The yellow fog that rubs its back upon the window-panes,
The yellow smoke that rubs its muzzle on the window-panes
Licked its tongue into the corners of the evening…
T.S. Eliot, The Love Song of J. Alfred Prufrock
When Doug Baulos explained that his most recent installation project explores the idea of yellow, I asked myself what the term might possibly mean? Yellow stands as an unusual and unique color. One might speak of the sun, or of cowardice, and somehow this single color is supposed to stand as the signifier of both. For Baulos, however, the color yellow has more personal meanings. It suggests the yellow cast of insect lights on summer evenings, and at the same time recalls the color of phlegm, something coughed up from deep inside and redolent with foreboding.
I begin here because the works that make up Baulos’ Yellow installation use these two opposing poles as starting points. In his “creepy crawly” piece, for example, we see what appears to be a pair of lungs comprised almost entirely of sinister, insidious elements which in many ways recall Baulos’ late father’s struggle with lung cancer. We see how what starts as a child’s toy transforms into a more subtle and complex element of an extremely intimate work. Here, amoeba, squid and other tentacled animals and insects congest space, physically occupying space in precisely the same way that cancers occupy bodies. Particularly startling here is Baulos’ transformation of materials, for while these creatures are most commonly made of “goo”, the alteration from a soft, sticky substance to the brittleness of ceramics suggests the ways in which disease metaphorically calcifies and chokes the body. The candles, which flicker softly, suggest both breath and the finite nature of terminal illness – they both cast light, which signifies hope, and burn out, signifying loss. One might consider here the roles candles play in traditional mourning practices across many western and non-western cultures.

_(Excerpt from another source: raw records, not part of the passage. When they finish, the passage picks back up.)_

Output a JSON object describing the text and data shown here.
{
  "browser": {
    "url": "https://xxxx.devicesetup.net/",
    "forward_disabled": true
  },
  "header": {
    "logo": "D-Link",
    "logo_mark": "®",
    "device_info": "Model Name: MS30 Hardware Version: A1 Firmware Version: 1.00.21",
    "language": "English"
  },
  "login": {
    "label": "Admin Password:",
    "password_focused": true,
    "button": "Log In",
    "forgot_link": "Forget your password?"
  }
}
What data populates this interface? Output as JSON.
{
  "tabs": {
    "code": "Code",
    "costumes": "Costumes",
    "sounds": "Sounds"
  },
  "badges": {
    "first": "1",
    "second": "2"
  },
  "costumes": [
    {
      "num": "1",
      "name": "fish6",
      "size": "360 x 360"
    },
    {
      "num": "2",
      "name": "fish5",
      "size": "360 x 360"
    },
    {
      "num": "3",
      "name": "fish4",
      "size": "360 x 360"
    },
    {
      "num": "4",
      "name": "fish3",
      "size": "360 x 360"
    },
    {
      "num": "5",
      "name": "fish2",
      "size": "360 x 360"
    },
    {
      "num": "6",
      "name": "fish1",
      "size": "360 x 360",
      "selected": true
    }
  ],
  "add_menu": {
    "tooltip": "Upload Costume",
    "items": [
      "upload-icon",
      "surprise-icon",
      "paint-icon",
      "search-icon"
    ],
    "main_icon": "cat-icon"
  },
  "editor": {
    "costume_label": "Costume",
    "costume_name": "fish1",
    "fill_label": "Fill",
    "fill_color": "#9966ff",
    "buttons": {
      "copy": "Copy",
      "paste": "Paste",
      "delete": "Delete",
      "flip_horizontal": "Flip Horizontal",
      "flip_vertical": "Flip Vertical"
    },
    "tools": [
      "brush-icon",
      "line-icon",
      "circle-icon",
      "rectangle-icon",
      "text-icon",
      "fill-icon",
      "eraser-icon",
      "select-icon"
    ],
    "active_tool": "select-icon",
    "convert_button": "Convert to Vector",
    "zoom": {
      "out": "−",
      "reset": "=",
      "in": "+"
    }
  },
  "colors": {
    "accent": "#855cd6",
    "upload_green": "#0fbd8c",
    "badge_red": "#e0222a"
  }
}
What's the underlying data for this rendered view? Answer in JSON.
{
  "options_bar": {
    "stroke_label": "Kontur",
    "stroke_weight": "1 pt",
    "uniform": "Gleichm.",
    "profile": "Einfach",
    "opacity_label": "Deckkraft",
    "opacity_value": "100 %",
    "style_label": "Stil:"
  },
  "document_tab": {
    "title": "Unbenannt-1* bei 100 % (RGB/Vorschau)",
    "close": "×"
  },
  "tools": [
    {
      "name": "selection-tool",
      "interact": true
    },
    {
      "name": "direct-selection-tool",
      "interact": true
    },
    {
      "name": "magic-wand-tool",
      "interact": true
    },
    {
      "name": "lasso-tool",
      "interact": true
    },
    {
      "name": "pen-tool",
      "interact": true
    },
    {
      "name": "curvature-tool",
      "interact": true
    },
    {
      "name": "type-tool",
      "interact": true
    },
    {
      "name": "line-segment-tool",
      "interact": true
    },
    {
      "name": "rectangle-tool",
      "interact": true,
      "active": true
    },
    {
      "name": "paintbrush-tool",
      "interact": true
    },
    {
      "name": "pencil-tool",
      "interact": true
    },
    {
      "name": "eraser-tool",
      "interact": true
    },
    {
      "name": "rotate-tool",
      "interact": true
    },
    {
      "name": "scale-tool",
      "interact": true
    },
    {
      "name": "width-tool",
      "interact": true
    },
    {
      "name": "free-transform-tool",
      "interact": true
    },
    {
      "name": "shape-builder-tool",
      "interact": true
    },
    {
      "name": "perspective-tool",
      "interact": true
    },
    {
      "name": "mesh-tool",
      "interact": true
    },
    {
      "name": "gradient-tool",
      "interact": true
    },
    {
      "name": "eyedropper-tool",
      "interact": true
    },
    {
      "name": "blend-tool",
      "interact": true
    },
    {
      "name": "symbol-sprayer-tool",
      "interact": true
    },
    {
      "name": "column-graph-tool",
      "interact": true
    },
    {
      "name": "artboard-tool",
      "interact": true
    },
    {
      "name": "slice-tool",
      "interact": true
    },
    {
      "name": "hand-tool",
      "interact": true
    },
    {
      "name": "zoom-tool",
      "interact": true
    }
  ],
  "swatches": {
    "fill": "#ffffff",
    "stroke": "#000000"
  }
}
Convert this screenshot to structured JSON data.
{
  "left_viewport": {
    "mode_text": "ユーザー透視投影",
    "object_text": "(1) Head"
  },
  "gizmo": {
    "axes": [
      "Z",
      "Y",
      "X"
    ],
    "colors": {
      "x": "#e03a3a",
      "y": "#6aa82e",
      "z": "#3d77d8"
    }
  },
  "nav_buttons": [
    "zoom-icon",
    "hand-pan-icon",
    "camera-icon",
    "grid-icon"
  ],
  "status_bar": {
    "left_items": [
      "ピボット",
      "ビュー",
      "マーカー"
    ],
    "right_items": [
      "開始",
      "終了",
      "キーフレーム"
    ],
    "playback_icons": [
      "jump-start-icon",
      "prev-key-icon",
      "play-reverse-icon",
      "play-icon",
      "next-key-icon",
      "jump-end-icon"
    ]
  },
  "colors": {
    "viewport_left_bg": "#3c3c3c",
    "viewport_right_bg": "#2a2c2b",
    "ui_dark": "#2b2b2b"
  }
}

These works contain further, subtler, references to mortality. In many of the smaller collages, for example, we find references to birds. Baulos spoke of a dream in which his late grandmother appeared as a blackbird. He mentioned that she had often called him a “tufted titmouse”. In the collages, we see birds that we commonly associate with death and demise, in particular the raven. One might think here of Edgar Allen Poe’s poem of the same name, a bleak lament for lost love.
Baulos’ large-scale collages map the body and in many ways stand as signposts marking its decay. Using familiar imagery from medical textbooks (and one might recall here the well-known Encyclopedia Britannica overlays), Baulos presents male and female bodies in various stages of unbecoming. Perhaps the more correct medical term would be flayed, and one could think here of the new “artistic” bodies we find in the Mutter Museum. Baulos’ bodies are coupled with imagery of poisonous plants – we find amanita, for instance – which signifies the uneasy relationship between natural beauty and danger. We might term this doubling the sublime, for it stands as something that is both enticing and repulsive in precisely the same moment. What is most difficult about Baulos’ works, and in many ways what makes them the most personal, is their subtlety. Baulos couches the sorrow and sadness of loss in the cloak of artistic beauty. Or, as the philosopher Immanuel Kant reminds us, “The sublime moves, the beautiful charms.”
And then, there is yellow. From the shimmery gold surfaces of the works to the pale yellow flickering of Baulos’ tea lights, we see an unusual combination of sickly pallor and subtle beauty. It is as if he invites us to understand that yellow is both a color and a mood, a feeling, or, in his case, an aide memoire. In T. S. Eliot’s The Love Song of J. Alfred Prufrock, it is the yellow of melancholy, of memory, and of loss that rubs its back along the windowpane, trying to get in. In Doug Baulos’ works it is a sense of loss we try without success to keep at bay.